By Peter Scherer

Most of you will have visited Tuscany. I had not, until this summer. Sylvia and I spend a good month in Florence and the countryside. Staying a week at the Batzella winery, at the invitation of our friends, wasa highlight. Aside from getting some first hand lessons on the art of making wine, we used the winery as a hub to visit what is outstanding in Tuscany — much there is.

This proposition of visiting three wineries with 15 tastings, not to forget the grappas and olives, in 5 hours is nothing short of absurd. If you really want to immerse in Tuscan wines, you may want to consider attending  the annual special Tuscan Coast (from Pisa area down to the Maremma DOC of Morellinodi Scanzano) wine tasting event. It is organized by a producer association called Grandi Cru della Costa Toscana,  of which the Batzellas are are member.   You could  taste over 150 wines from some 50 leading Tuscan wine producers. The event takes place early May for 2 full days.

Alternatively you could  go for in depth tastings at the Tenuta dell’Ornellaia and the Batzella wineries. The Guada al Tasso Estate, producer of Sassiciaia, has been closed for visitors. So no tastings there  Tenuta  Ornelliaia is one of the foremost producers in the Bolgheri appellation. Its Ornellaia is one of the original Super Tuscans, made from Cabernet Sauvignons and Merlot. Its owner hails from the illustrious Antinori family of Sassicaia fame. The Batzellawinery does not have a comparable pedigree but it is up and coming. A visit of the winery has been voted  as the No. 1 thing to do in Castagneto, the municipality of Bolgheri.

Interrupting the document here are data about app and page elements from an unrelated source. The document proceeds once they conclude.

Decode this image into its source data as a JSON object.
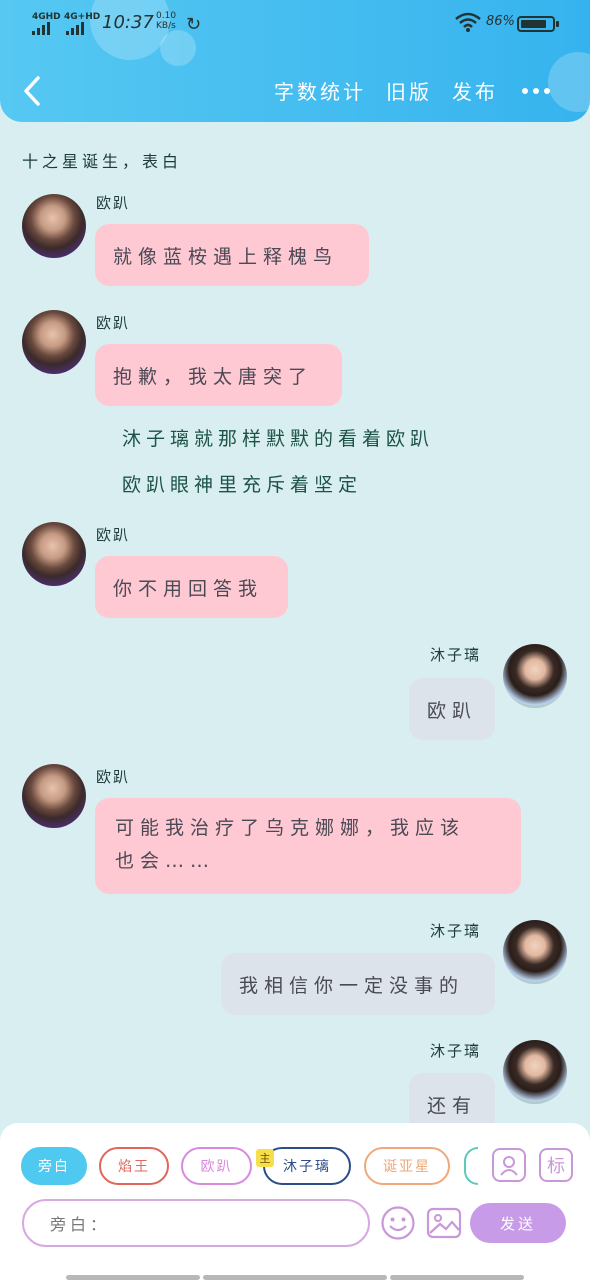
{
  "status_bar": {
    "sig1": "4GHD",
    "sig2": "4G+HD",
    "time": "10:37",
    "speed_value": "0.10",
    "speed_unit": "KB/s",
    "battery": "86%"
  },
  "nav": {
    "word_count": "字数统计",
    "old_version": "旧版",
    "publish": "发布"
  },
  "chat": {
    "topic": "十之星诞生，表白",
    "messages": [
      {
        "speaker": "欧趴",
        "text": "就像蓝桉遇上释槐鸟"
      },
      {
        "speaker": "欧趴",
        "text": "抱歉，我太唐突了"
      },
      {
        "narration_1": "沐子璃就那样默默的看着欧趴",
        "narration_2": "欧趴眼神里充斥着坚定"
      },
      {
        "speaker": "欧趴",
        "text": "你不用回答我"
      },
      {
        "speaker": "沐子璃",
        "text": "欧趴"
      },
      {
        "speaker": "欧趴",
        "text_line1": "可能我治疗了乌克娜娜，我应该",
        "text_line2": "也会……"
      },
      {
        "speaker": "沐子璃",
        "text": "我相信你一定没事的"
      },
      {
        "speaker": "沐子璃",
        "text": "还有"
      }
    ]
  },
  "composer": {
    "chips": [
      "旁白",
      "焰王",
      "欧趴",
      "沐子璃",
      "诞亚星"
    ],
    "badge": "主",
    "role_icon_2": "标",
    "placeholder": "旁白：",
    "send": "发送",
    "colors": {
      "accent": "#4fc9ef",
      "chip_yanwang": "#e0665a",
      "chip_oupa": "#d88adf",
      "chip_muzili": "#2c4e86",
      "chip_danyaxing": "#f0a87a",
      "send": "#c79be8"
    }
  }
}
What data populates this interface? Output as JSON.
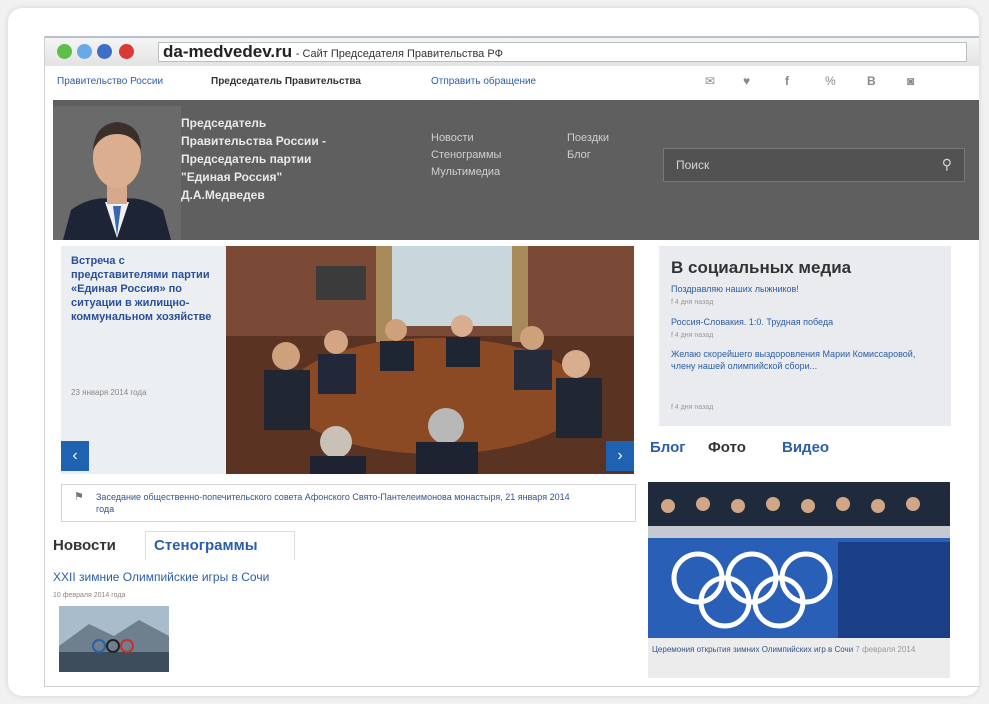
{
  "browser": {
    "domain": "da-medvedev.ru",
    "title": "- Сайт Председателя Правительства РФ"
  },
  "topnav": {
    "items": [
      "Правительство России",
      "Председатель Правительства",
      "Отправить обращение"
    ],
    "social_icons": [
      "mail-icon",
      "twitter-icon",
      "facebook-icon",
      "link-icon",
      "vk-icon",
      "instagram-icon"
    ]
  },
  "header": {
    "title_lines": [
      "Председатель",
      "Правительства России -",
      "Председатель партии",
      "\"Единая Россия\"",
      "Д.А.Медведев"
    ],
    "nav_col1": [
      "Новости",
      "Стенограммы",
      "Мультимедиа"
    ],
    "nav_col2": [
      "Поездки",
      "Блог"
    ],
    "search_placeholder": "Поиск"
  },
  "feature": {
    "headline": "Встреча с представителями партии «Единая Россия» по ситуации в жилищно-коммунальном хозяйстве",
    "date": "23 января 2014 года",
    "caption": "Заседание общественно-попечительского совета Афонского Свято-Пантелеимонова монастыря, 21 января 2014 года"
  },
  "news": {
    "tab_active": "Новости",
    "tab_inactive": "Стенограммы",
    "headline": "XXII зимние Олимпийские игры в Сочи",
    "date": "10 февраля 2014 года"
  },
  "social": {
    "title": "В социальных медиа",
    "items": [
      {
        "text": "Поздравляю наших лыжников!",
        "meta": "f  4 дня назад"
      },
      {
        "text": "Россия-Словакия. 1:0. Трудная победа",
        "meta": "f  4 дня назад"
      },
      {
        "text": "Желаю скорейшего выздоровления Марии Комиссаровой, члену нашей олимпийской сбори...",
        "meta": "f  4 дня назад"
      }
    ]
  },
  "media_tabs": {
    "blog": "Блог",
    "photo": "Фото",
    "video": "Видео"
  },
  "photo_caption": {
    "text": "Церемония открытия зимних Олимпийских игр в Сочи",
    "date": "7 февраля 2014"
  },
  "colors": {
    "header_bg": "#5f5f5f",
    "link": "#2c5ea8",
    "arrow": "#1f62b2"
  }
}
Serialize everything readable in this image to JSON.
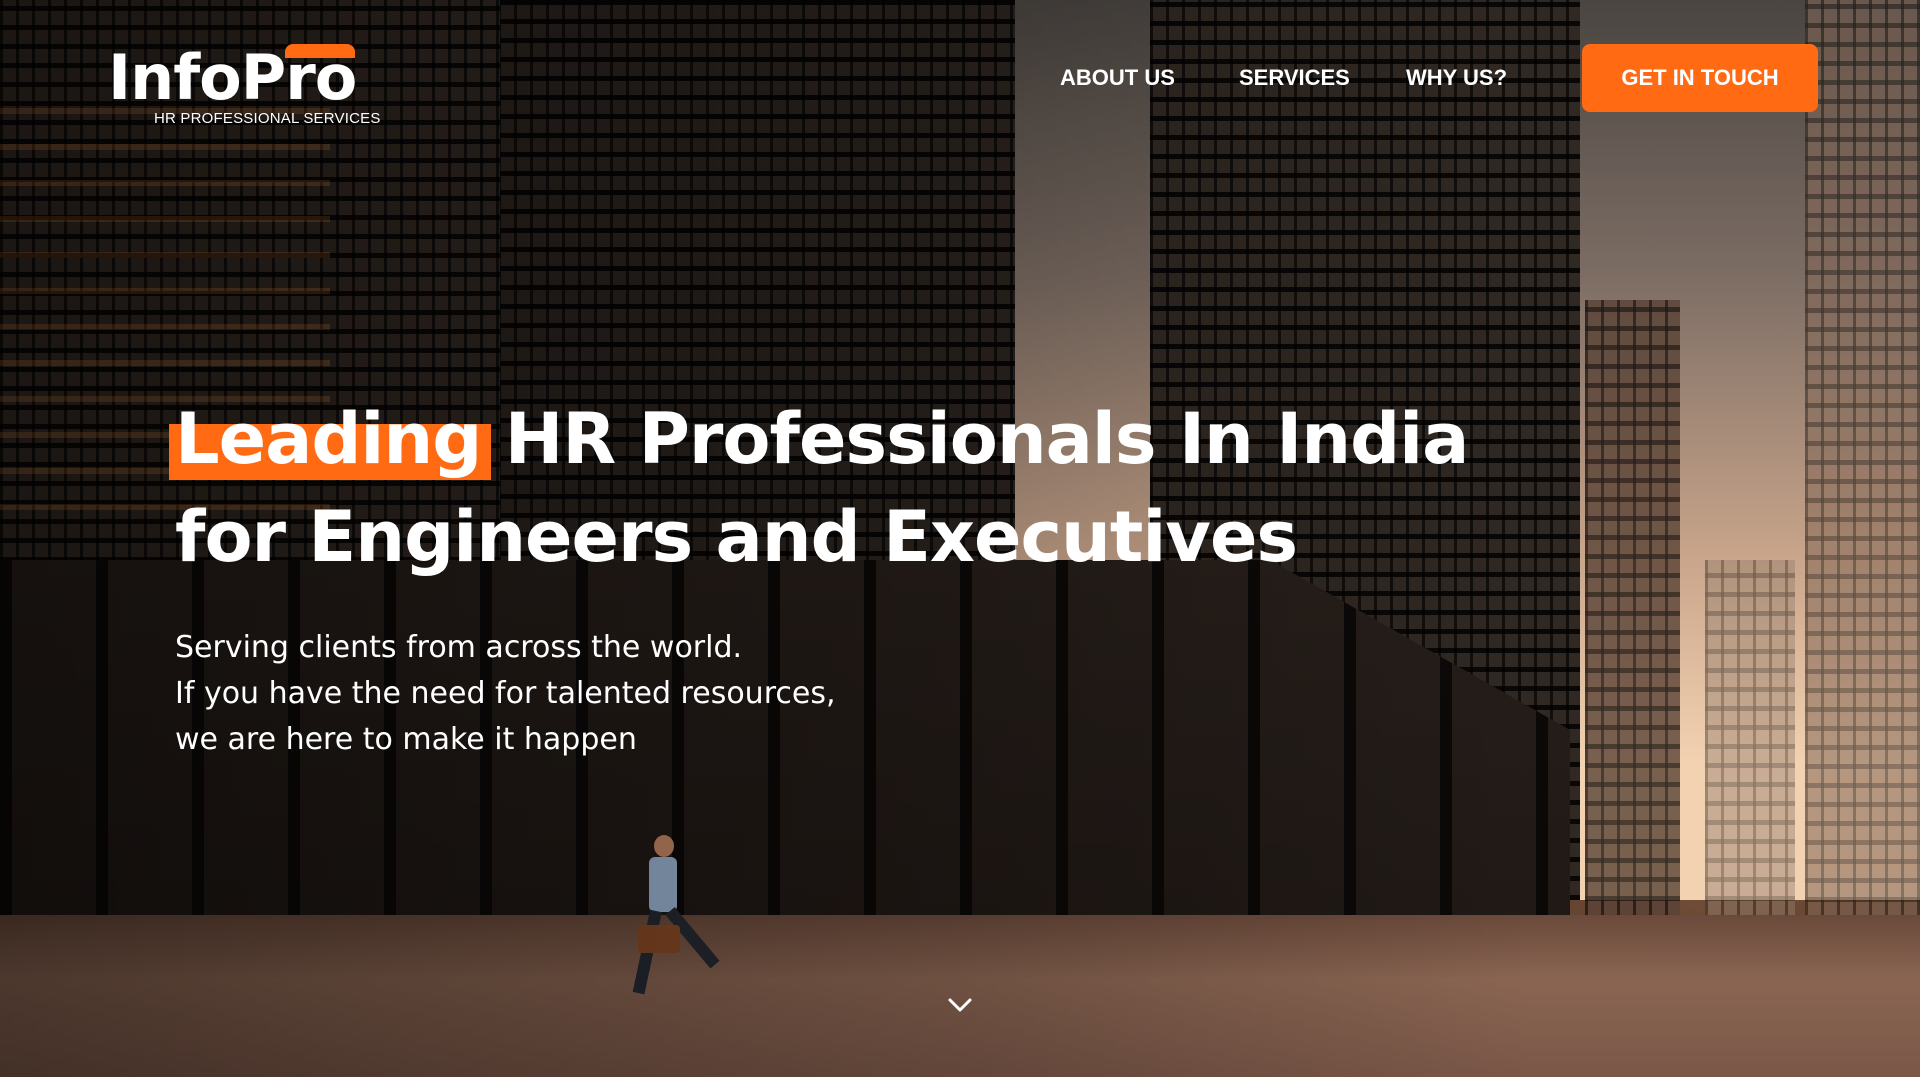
{
  "brand": {
    "name": "InfoPro",
    "tagline": "HR PROFESSIONAL SERVICES",
    "accent_color": "#ff6a13"
  },
  "nav": {
    "items": [
      {
        "label": "ABOUT US"
      },
      {
        "label": "SERVICES"
      },
      {
        "label": "WHY US?"
      }
    ],
    "cta_label": "GET IN TOUCH"
  },
  "hero": {
    "headline_highlight": "Leading",
    "headline_line1_rest": "HR Professionals In India",
    "headline_line2": "for Engineers and Executives",
    "sub_lines": [
      "Serving clients from across the world.",
      "If you have the need for talented resources,",
      "we are here to make it happen"
    ],
    "scroll_icon": "chevron-down-icon"
  }
}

The Batzella property abuts the Ornellaia estate, which is adjacent to Guada al Tasso’ Sassicaia vineyard. The two are separated by a pintoresque olive tree lined country road. Hence, at the Batzella’s one is in good company. Their terroire is very similar to that of their more famous neighbors.

We had a memorable dinner at the Osteria del Tasso — outside in the garden, five tables only,  with a view at the Tyrrhenian sea. The wines were spectacular.  Maybe it was the ambience, the sun set casting the last rays through the pine trees or the knowledge that a reportedly similar wine from the estate had garnered 100 points from Parker.

Not to forget Bolgheri. This quaint hamlet of 150 inhabitants breathes wine — more displays of wine bottles and cases per square inch than any other place we have seen.  It features a charming square and lovely restaurants, adorned by artistic flower arrangements. We spend hours there, observing the locals in the pursuit of their daily routines with barely another tourist to disturb.